Match on the string "this" in the entries below and return every matching line.

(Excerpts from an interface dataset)
»»

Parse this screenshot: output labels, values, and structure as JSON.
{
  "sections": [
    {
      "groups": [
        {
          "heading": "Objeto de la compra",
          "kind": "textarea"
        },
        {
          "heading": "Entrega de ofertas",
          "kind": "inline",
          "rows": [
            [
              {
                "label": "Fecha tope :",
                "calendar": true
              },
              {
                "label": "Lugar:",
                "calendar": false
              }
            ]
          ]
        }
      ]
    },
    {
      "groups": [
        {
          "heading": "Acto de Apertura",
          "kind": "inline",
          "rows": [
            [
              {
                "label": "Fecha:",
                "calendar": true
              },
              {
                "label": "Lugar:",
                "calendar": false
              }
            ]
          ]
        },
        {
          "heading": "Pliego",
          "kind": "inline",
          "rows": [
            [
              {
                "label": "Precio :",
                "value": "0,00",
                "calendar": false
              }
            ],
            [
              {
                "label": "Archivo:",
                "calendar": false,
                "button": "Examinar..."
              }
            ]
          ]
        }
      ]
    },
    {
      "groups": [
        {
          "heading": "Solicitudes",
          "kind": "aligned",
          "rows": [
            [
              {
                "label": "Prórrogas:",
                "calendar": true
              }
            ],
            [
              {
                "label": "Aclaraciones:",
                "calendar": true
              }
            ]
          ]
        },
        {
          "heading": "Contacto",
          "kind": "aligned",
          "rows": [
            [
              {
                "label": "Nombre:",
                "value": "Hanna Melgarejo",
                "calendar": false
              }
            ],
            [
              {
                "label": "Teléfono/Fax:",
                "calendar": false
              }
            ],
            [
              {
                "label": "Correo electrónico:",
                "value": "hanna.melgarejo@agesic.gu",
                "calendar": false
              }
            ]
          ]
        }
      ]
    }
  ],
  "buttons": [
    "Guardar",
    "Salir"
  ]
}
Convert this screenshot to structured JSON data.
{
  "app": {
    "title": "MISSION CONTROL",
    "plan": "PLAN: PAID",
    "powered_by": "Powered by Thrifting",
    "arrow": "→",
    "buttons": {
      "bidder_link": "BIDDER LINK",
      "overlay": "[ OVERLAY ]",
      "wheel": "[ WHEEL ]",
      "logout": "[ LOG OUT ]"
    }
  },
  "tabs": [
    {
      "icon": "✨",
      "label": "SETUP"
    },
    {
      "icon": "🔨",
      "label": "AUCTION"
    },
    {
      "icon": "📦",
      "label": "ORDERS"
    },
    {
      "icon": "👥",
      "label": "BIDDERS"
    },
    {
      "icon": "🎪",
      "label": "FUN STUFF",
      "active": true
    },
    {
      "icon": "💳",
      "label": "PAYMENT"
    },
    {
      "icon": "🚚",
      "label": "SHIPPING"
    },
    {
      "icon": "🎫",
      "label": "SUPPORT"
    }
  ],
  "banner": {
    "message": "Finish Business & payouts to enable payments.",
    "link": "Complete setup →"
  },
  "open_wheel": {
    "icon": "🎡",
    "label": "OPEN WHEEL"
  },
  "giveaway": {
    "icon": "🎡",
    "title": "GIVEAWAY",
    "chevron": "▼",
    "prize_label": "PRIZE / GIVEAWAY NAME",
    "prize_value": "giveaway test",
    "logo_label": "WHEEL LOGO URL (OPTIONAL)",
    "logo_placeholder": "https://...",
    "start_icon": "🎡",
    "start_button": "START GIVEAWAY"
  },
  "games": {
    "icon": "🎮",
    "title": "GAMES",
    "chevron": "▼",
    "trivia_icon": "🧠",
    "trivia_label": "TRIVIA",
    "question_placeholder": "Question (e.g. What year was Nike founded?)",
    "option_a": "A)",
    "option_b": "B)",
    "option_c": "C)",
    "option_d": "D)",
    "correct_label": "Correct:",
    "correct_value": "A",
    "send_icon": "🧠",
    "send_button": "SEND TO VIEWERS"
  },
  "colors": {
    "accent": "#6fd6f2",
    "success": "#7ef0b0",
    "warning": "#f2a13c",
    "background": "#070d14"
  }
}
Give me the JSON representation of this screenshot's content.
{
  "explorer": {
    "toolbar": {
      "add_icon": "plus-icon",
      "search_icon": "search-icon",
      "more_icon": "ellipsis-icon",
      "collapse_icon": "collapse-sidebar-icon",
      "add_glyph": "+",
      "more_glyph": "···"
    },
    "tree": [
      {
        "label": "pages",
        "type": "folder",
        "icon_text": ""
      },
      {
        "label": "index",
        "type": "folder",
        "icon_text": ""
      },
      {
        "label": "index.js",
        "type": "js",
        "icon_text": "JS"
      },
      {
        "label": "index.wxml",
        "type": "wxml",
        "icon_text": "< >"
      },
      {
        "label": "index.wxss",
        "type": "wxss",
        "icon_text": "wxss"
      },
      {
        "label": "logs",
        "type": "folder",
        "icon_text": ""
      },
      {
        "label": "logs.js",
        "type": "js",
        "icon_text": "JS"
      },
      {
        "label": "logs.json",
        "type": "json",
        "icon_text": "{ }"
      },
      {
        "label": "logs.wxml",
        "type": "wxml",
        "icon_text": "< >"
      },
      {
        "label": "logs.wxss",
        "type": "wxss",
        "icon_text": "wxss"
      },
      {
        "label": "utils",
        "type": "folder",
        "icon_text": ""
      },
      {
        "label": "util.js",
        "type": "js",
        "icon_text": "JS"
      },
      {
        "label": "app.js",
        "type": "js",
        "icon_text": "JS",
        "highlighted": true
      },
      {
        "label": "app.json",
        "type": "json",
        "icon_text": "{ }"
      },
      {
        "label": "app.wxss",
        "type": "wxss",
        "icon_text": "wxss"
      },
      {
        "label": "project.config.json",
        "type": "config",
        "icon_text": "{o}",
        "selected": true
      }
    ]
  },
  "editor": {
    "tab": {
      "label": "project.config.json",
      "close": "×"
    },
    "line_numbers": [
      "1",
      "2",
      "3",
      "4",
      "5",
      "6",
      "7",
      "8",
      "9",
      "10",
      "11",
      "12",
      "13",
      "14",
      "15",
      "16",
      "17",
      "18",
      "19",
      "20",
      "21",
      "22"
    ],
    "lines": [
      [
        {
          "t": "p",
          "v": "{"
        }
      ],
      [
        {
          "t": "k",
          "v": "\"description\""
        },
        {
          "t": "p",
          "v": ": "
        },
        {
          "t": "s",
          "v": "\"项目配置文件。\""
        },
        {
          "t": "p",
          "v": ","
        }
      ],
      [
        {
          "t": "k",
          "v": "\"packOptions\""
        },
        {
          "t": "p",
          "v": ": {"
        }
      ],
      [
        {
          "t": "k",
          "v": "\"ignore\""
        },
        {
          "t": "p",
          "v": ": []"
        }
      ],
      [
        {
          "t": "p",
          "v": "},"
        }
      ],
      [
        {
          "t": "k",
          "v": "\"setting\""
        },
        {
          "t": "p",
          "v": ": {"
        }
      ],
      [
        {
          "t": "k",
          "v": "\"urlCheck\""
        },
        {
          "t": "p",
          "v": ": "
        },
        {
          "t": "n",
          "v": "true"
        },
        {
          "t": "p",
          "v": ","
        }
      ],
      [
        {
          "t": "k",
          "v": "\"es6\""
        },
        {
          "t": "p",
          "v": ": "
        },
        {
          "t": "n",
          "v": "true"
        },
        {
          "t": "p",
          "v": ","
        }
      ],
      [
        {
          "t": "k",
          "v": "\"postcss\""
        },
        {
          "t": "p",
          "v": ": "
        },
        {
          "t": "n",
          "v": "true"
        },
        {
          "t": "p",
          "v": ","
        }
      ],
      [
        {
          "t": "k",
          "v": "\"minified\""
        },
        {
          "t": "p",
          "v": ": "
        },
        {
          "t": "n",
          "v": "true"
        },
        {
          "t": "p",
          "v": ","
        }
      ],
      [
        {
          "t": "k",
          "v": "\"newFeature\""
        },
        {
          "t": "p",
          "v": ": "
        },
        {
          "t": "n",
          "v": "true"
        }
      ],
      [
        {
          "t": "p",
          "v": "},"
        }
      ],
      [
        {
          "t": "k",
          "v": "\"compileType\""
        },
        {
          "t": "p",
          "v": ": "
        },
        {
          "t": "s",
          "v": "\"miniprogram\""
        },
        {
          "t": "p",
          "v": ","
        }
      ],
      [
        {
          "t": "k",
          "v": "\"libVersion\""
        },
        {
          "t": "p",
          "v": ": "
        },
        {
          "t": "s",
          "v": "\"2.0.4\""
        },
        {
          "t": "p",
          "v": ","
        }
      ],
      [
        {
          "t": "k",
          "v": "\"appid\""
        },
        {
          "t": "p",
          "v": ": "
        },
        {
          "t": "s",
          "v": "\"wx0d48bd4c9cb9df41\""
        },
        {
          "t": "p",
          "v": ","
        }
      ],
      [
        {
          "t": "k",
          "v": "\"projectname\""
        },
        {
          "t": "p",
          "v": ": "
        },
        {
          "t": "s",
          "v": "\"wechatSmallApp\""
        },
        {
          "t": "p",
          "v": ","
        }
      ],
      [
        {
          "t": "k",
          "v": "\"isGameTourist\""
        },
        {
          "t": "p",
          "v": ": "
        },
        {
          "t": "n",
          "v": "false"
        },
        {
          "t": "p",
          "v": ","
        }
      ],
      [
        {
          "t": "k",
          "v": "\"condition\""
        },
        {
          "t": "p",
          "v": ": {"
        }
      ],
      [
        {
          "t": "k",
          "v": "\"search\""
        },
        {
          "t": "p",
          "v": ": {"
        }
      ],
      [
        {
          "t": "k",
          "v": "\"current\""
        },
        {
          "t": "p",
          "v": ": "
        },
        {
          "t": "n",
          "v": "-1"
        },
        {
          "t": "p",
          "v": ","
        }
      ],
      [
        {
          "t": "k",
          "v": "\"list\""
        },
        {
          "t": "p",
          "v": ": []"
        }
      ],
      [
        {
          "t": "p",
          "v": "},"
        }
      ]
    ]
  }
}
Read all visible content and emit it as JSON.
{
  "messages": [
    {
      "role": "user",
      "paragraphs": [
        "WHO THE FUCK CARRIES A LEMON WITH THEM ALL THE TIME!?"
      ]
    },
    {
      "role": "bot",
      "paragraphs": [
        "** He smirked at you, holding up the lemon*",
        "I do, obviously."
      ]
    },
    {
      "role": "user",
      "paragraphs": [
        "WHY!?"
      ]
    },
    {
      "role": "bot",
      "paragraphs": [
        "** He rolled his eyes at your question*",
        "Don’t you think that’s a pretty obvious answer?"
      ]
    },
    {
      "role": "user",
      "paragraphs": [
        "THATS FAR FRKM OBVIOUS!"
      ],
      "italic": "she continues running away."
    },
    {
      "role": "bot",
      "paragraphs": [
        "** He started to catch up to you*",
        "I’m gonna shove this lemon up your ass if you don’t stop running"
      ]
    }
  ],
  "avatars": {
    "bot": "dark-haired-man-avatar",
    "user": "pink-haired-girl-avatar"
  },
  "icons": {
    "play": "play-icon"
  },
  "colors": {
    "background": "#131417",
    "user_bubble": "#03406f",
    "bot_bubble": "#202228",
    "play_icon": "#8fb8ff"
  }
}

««

§ YOUR RESPONSE
Parse this screenshot: output labels, values, and structure as JSON.
Convert this screenshot to structured JSON data.
Give me the JSON representation of this screenshot's content.
        "I’m gonna shove this lemon up your ass if you don’t stop running"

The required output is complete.